Long-term fluctuation occurs over a period of years and depends on how wet or dry and hot or cold the weather is around the entire Great Lakes basin north of and including Lake Erie. Lake Erie experienced extremely low levels in the late- 1920s, mid-1930s, and in the mid-1960s. Extremely high levels were experienced in the early 1950s, and the mid 1970s, 1980s, and 1990s. During the last few years, precipitation levels within the Great Lakes basin has been below average, which has contributed significantly to our current low lake levels.

Source: FS-025 of the Ohio Sea Grant


One of Ohio’s most unique fishing opportunities is about to occur as the 2003 Maumee and Sandusky rivers’ walleye runs are about to begin, according to the Ohio Department of Natural Resources (ODNR) Division of Wildlife.

Each spring, as water temperatures warm and days grow longer, a small portion of Lake Erie’s walleye population make their way up the two northwestern Ohio streams to spawn. And although they represent a small portion of all Lake Erie walleyes, the run brings hundreds of thousands of the tasty fish within casting distance of eager anglers.

During last year’s three to four-week run, approximately 40,000 walleyes were caught in the Maumee and Sandusky rivers.
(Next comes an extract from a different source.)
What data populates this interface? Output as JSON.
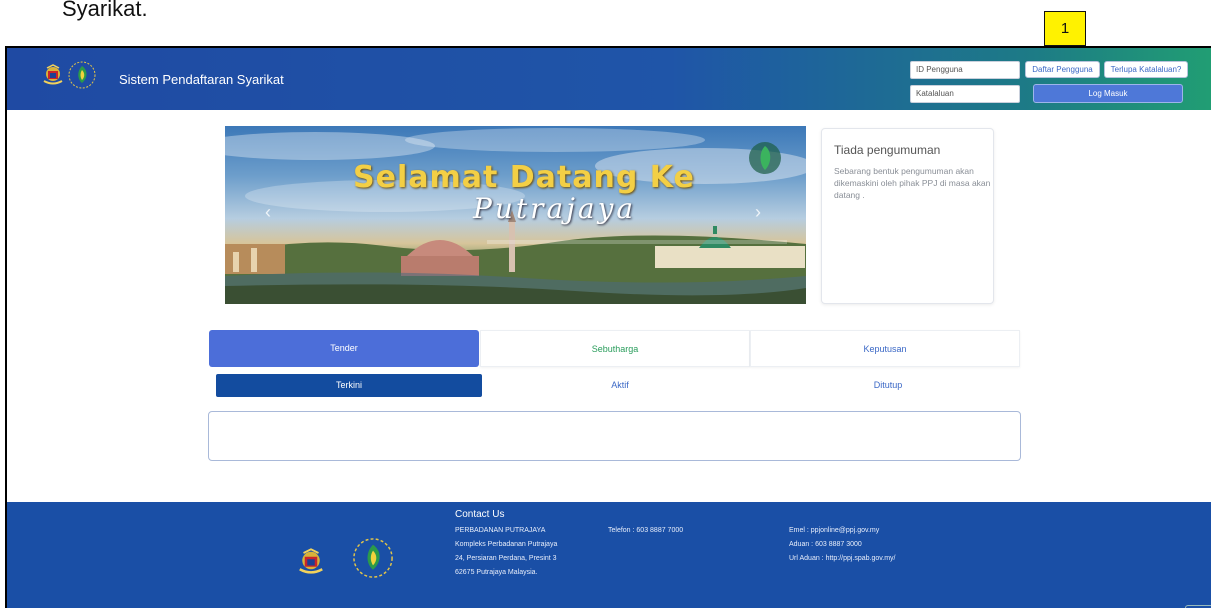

Walleye spawning normally occurs in these rivers anytime from mid-March through mid-April, but frequently the peak activity occurs the first week of April when the water temperatures range from 40 to 50 degrees. High, fast-moving water also increases the number of walleye in the rivers, especially if river temperatures are warmer than lake temperatures.

Most of the river walleyes taken this spring will measure 18-22 inches, though some fish in both rivers will be much larger.

The best fishing areas in the Maumee River will be from Conant Street Bridge in the City of Maumee upstream to the end of Jerome Road in Lucas County. Sandusky River anglers will find greater success from Brady’s Island to Roger Young Park in the City of Fremont.

Though most anglers wade these rivers while fishing for walleyes, some choose to fish from boats. The ODNR advises boat anglers to always properly wear a life jacket, take precautions against overloading their boat and capsizing, be well dressed to avoid the onset of hypothermia, and be prepared to handle an emergency should one occur.

Legal fishing hours from March 1 through May 1 are sunrise to sunset and the daily walleye bag limit is four. Only fish that are hooked inside the mouth may legally be taken and any snagged fish must be immediately released.

Additional fishing information and boating safety tips are available on the ODNR web page at


More than 80,000 rainbow trout measuring 10 to 13 inches will be released in 40 Ohio waterways from March through May to enhance public fishing opportunities. The daily catch limit for inland lakes is five trout per angler.

Anglers age 16 and older must have an Ohio fishing license. Those anglers age 66 and older may obtain a free fishing license where licenses are sold. The season's new fishing license is now available and is required on March 1. The 2003 annual fishing license costs $15 and is valid through February 29, 2004. A one-day fishing license is available and may be purchased for $7 by residents or non-residents. The one-day license may also be redeemed for credit toward purchase of an annual fishing license.

Additional information about spring trout releases is available by calling a Division of Wildlife district office in Akron, Athens, Columbus, Findlay, and Xenia, or by calling toll free 1-800-WILDLIFE.